**What this task involves:**
Your answer must be the data repeated exactly, with no pictures in it.

(Information provided Opens)

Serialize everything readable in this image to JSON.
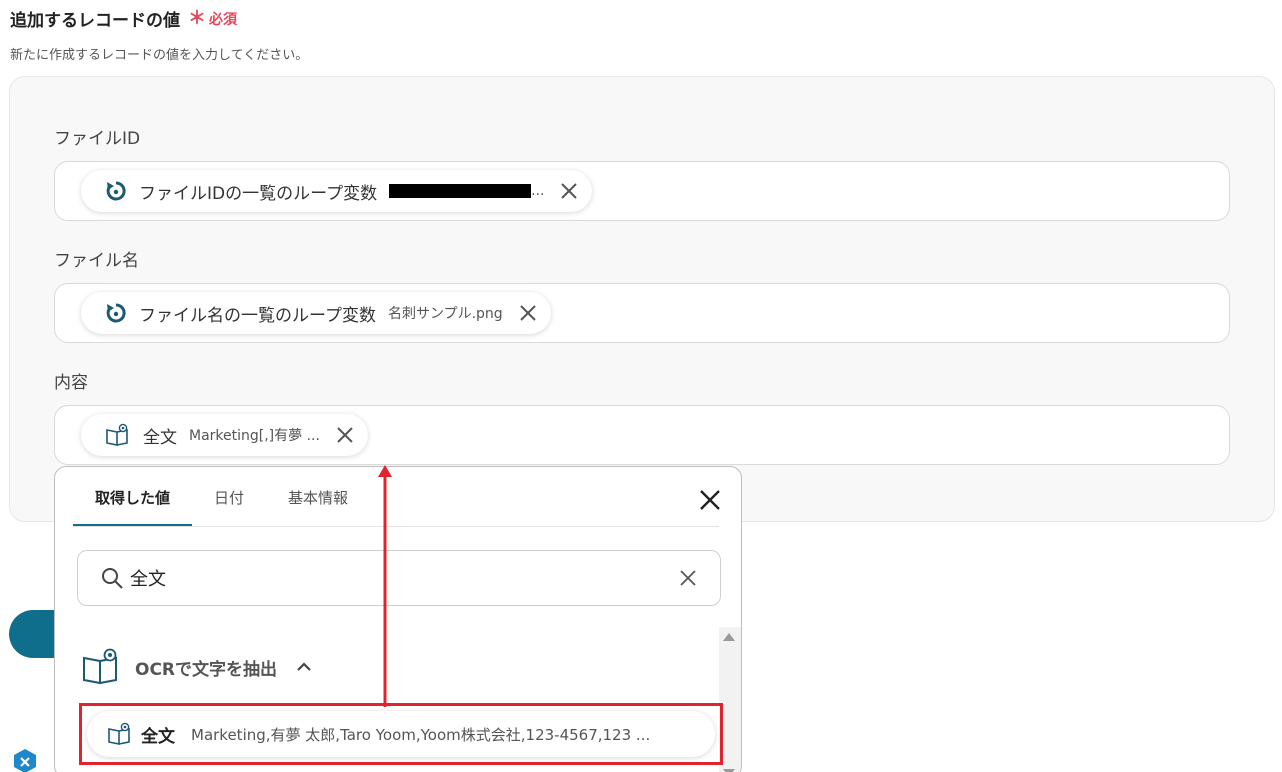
{
  "section": {
    "title": "追加するレコードの値",
    "required_mark": "＊",
    "required_label": "必須",
    "description": "新たに作成するレコードの値を入力してください。"
  },
  "fields": [
    {
      "label": "ファイルID",
      "chip": {
        "icon": "loop-icon",
        "name": "ファイルIDの一覧のループ変数",
        "value": "..."
      }
    },
    {
      "label": "ファイル名",
      "chip": {
        "icon": "loop-icon",
        "name": "ファイル名の一覧のループ変数",
        "value": "名刺サンプル.png"
      }
    },
    {
      "label": "内容",
      "chip": {
        "icon": "ocr-book-icon",
        "name": "全文",
        "value": "Marketing[,]有夢 ..."
      }
    }
  ],
  "dropdown": {
    "tabs": [
      {
        "label": "取得した値",
        "active": true
      },
      {
        "label": "日付",
        "active": false
      },
      {
        "label": "基本情報",
        "active": false
      }
    ],
    "search_value": "全文",
    "group_label": "OCRで文字を抽出",
    "option": {
      "name": "全文",
      "value": "Marketing,有夢 太郎,Taro Yoom,Yoom株式会社,123-4567,123 ..."
    }
  },
  "colors": {
    "accent": "#0e6e8c",
    "required": "#e8485a",
    "highlight": "#e0242f"
  }
}
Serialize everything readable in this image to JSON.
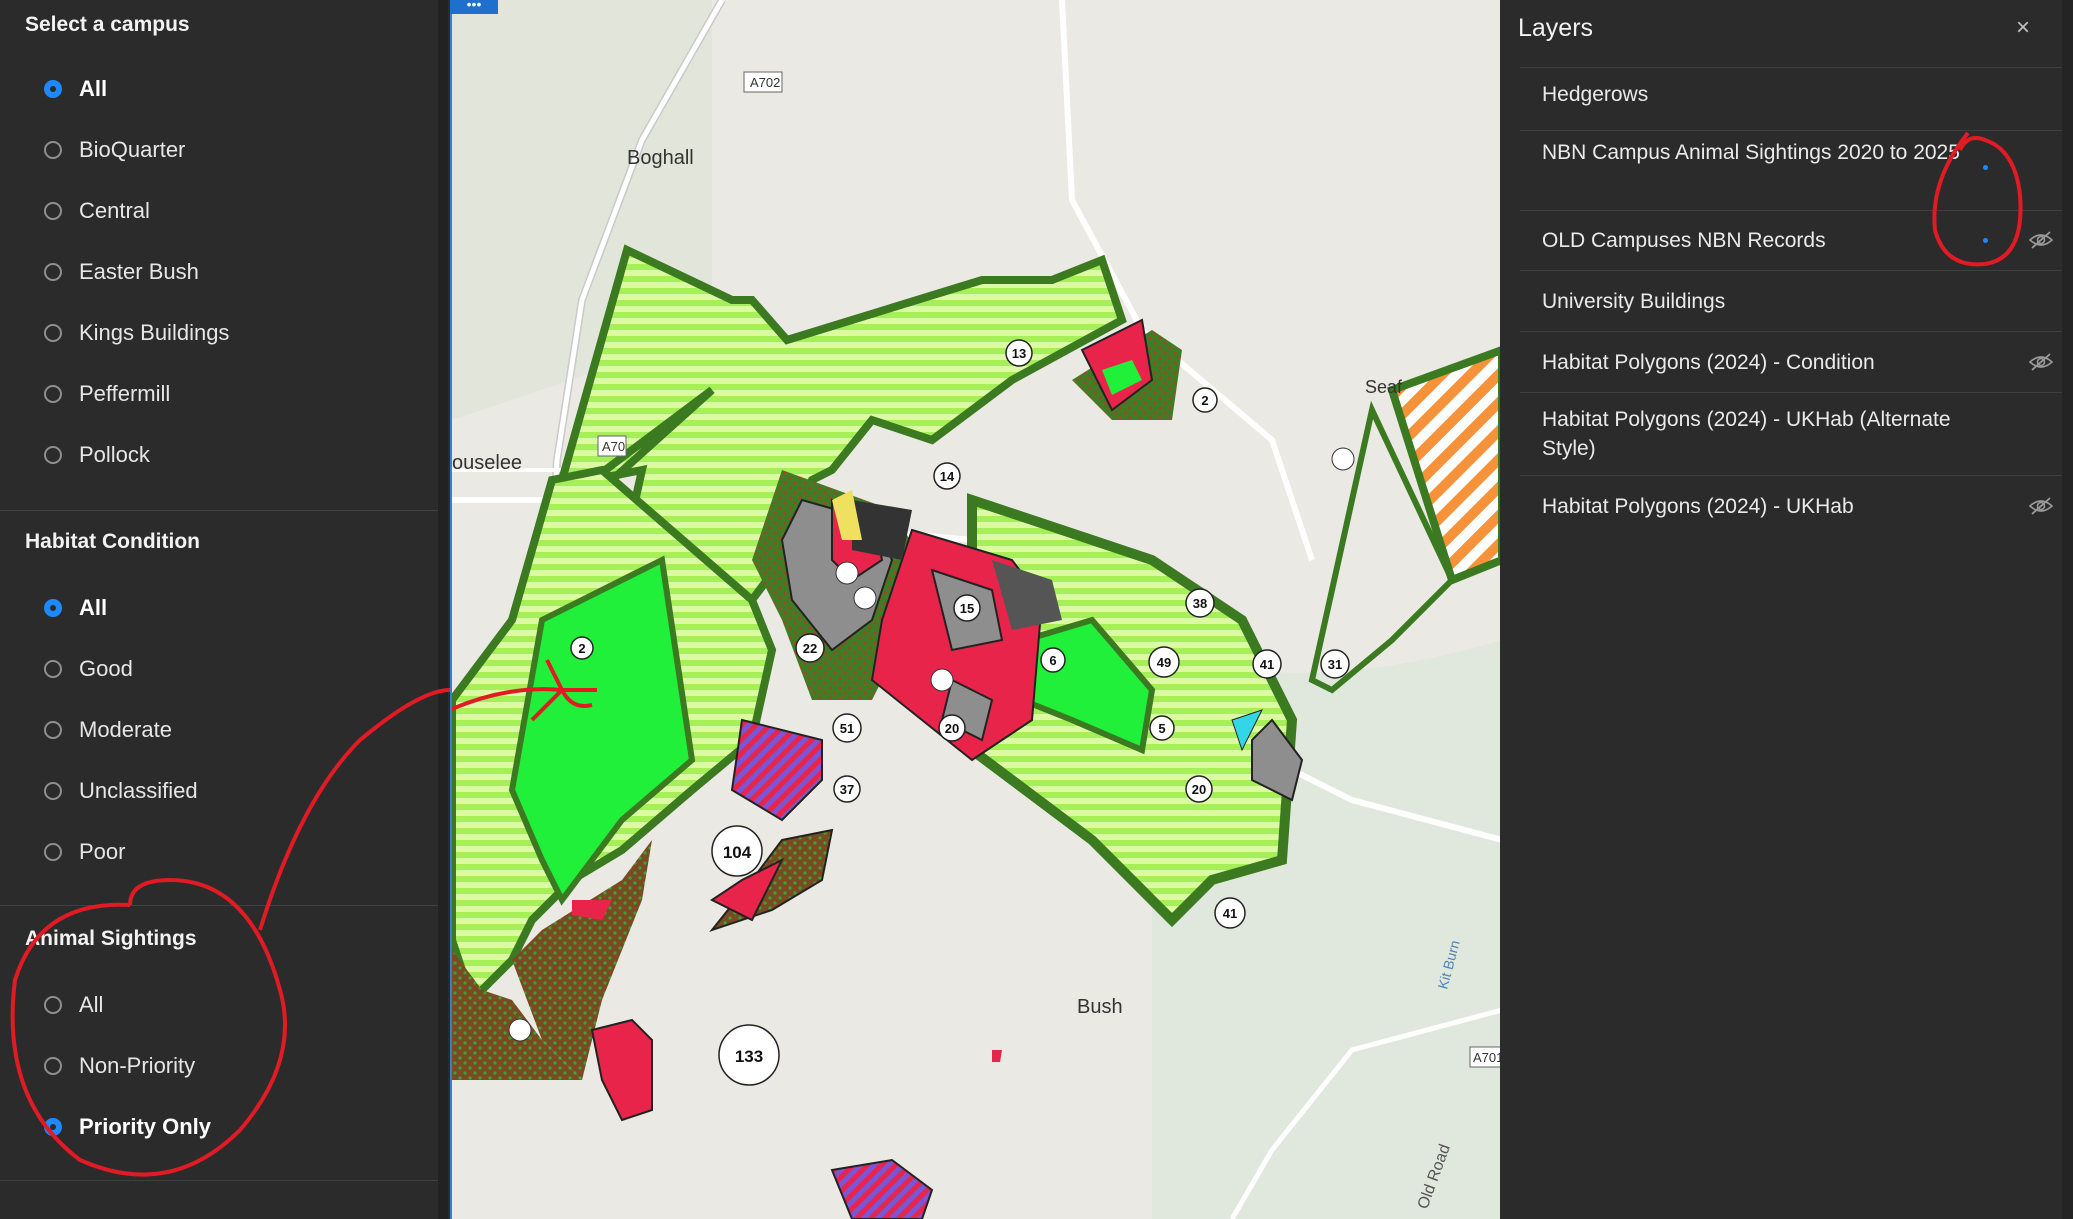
{
  "filters": {
    "campus": {
      "title": "Select a campus",
      "options": [
        "All",
        "BioQuarter",
        "Central",
        "Easter Bush",
        "Kings Buildings",
        "Peffermill",
        "Pollock"
      ],
      "selected": "All"
    },
    "habitat_condition": {
      "title": "Habitat Condition",
      "options": [
        "All",
        "Good",
        "Moderate",
        "Unclassified",
        "Poor"
      ],
      "selected": "All"
    },
    "animal_sightings": {
      "title": "Animal Sightings",
      "options": [
        "All",
        "Non-Priority",
        "Priority Only"
      ],
      "selected": "Priority Only"
    }
  },
  "map": {
    "menu_button": "•••",
    "place_labels": [
      "Boghall",
      "ouselee",
      "Bush",
      "Seaf",
      "Old Road",
      "Kit Burn"
    ],
    "road_labels": [
      "A702",
      "A70",
      "A701"
    ],
    "cluster_counts": [
      "13",
      "2",
      "14",
      "15",
      "38",
      "22",
      "2",
      "6",
      "49",
      "41",
      "31",
      "51",
      "20",
      "5",
      "37",
      "20",
      "104",
      "41",
      "133"
    ]
  },
  "layers_panel": {
    "title": "Layers",
    "close_icon": "×",
    "items": [
      {
        "label": "Hedgerows",
        "hidden": false,
        "dot": false
      },
      {
        "label": "NBN Campus Animal Sightings 2020 to 2025",
        "hidden": false,
        "dot": true
      },
      {
        "label": "OLD Campuses NBN Records",
        "hidden": true,
        "dot": true
      },
      {
        "label": "University Buildings",
        "hidden": false,
        "dot": false
      },
      {
        "label": "Habitat Polygons (2024) - Condition",
        "hidden": true,
        "dot": false
      },
      {
        "label": "Habitat Polygons (2024) - UKHab (Alternate Style)",
        "hidden": false,
        "dot": false
      },
      {
        "label": "Habitat Polygons (2024) - UKHab",
        "hidden": true,
        "dot": false
      }
    ]
  },
  "colors": {
    "accent": "#1e88ff",
    "annotation": "#e01b24",
    "habitat_light_green": "#b9f36c",
    "habitat_bright_green": "#21f03b",
    "hedgerow": "#3c7a22",
    "buildings": "#e8244a"
  }
}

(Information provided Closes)

**Solution:**
Serialize everything readable in this image to JSON.
{
  "section": {
    "title": "追加するレコードの値",
    "required_mark": "＊",
    "required_label": "必須",
    "description": "新たに作成するレコードの値を入力してください。"
  },
  "fields": [
    {
      "label": "ファイルID",
      "chip": {
        "icon": "loop-icon",
        "name": "ファイルIDの一覧のループ変数",
        "value": "..."
      }
    },
    {
      "label": "ファイル名",
      "chip": {
        "icon": "loop-icon",
        "name": "ファイル名の一覧のループ変数",
        "value": "名刺サンプル.png"
      }
    },
    {
      "label": "内容",
      "chip": {
        "icon": "ocr-book-icon",
        "name": "全文",
        "value": "Marketing[,]有夢 ..."
      }
    }
  ],
  "dropdown": {
    "tabs": [
      {
        "label": "取得した値",
        "active": true
      },
      {
        "label": "日付",
        "active": false
      },
      {
        "label": "基本情報",
        "active": false
      }
    ],
    "search_value": "全文",
    "group_label": "OCRで文字を抽出",
    "option": {
      "name": "全文",
      "value": "Marketing,有夢 太郎,Taro Yoom,Yoom株式会社,123-4567,123 ..."
    }
  },
  "colors": {
    "accent": "#0e6e8c",
    "required": "#e8485a",
    "highlight": "#e0242f"
  }
}
Serialize everything readable in this image to JSON.
{
  "filters": {
    "campus": {
      "title": "Select a campus",
      "options": [
        "All",
        "BioQuarter",
        "Central",
        "Easter Bush",
        "Kings Buildings",
        "Peffermill",
        "Pollock"
      ],
      "selected": "All"
    },
    "habitat_condition": {
      "title": "Habitat Condition",
      "options": [
        "All",
        "Good",
        "Moderate",
        "Unclassified",
        "Poor"
      ],
      "selected": "All"
    },
    "animal_sightings": {
      "title": "Animal Sightings",
      "options": [
        "All",
        "Non-Priority",
        "Priority Only"
      ],
      "selected": "Priority Only"
    }
  },
  "map": {
    "menu_button": "•••",
    "place_labels": [
      "Boghall",
      "ouselee",
      "Bush",
      "Seaf",
      "Old Road",
      "Kit Burn"
    ],
    "road_labels": [
      "A702",
      "A70",
      "A701"
    ],
    "cluster_counts": [
      "13",
      "2",
      "14",
      "15",
      "38",
      "22",
      "2",
      "6",
      "49",
      "41",
      "31",
      "51",
      "20",
      "5",
      "37",
      "20",
      "104",
      "41",
      "133"
    ]
  },
  "layers_panel": {
    "title": "Layers",
    "close_icon": "×",
    "items": [
      {
        "label": "Hedgerows",
        "hidden": false,
        "dot": false
      },
      {
        "label": "NBN Campus Animal Sightings 2020 to 2025",
        "hidden": false,
        "dot": true
      },
      {
        "label": "OLD Campuses NBN Records",
        "hidden": true,
        "dot": true
      },
      {
        "label": "University Buildings",
        "hidden": false,
        "dot": false
      },
      {
        "label": "Habitat Polygons (2024) - Condition",
        "hidden": true,
        "dot": false
      },
      {
        "label": "Habitat Polygons (2024) - UKHab (Alternate Style)",
        "hidden": false,
        "dot": false
      },
      {
        "label": "Habitat Polygons (2024) - UKHab",
        "hidden": true,
        "dot": false
      }
    ]
  },
  "colors": {
    "accent": "#1e88ff",
    "annotation": "#e01b24",
    "habitat_light_green": "#b9f36c",
    "habitat_bright_green": "#21f03b",
    "hedgerow": "#3c7a22",
    "buildings": "#e8244a"
  }
}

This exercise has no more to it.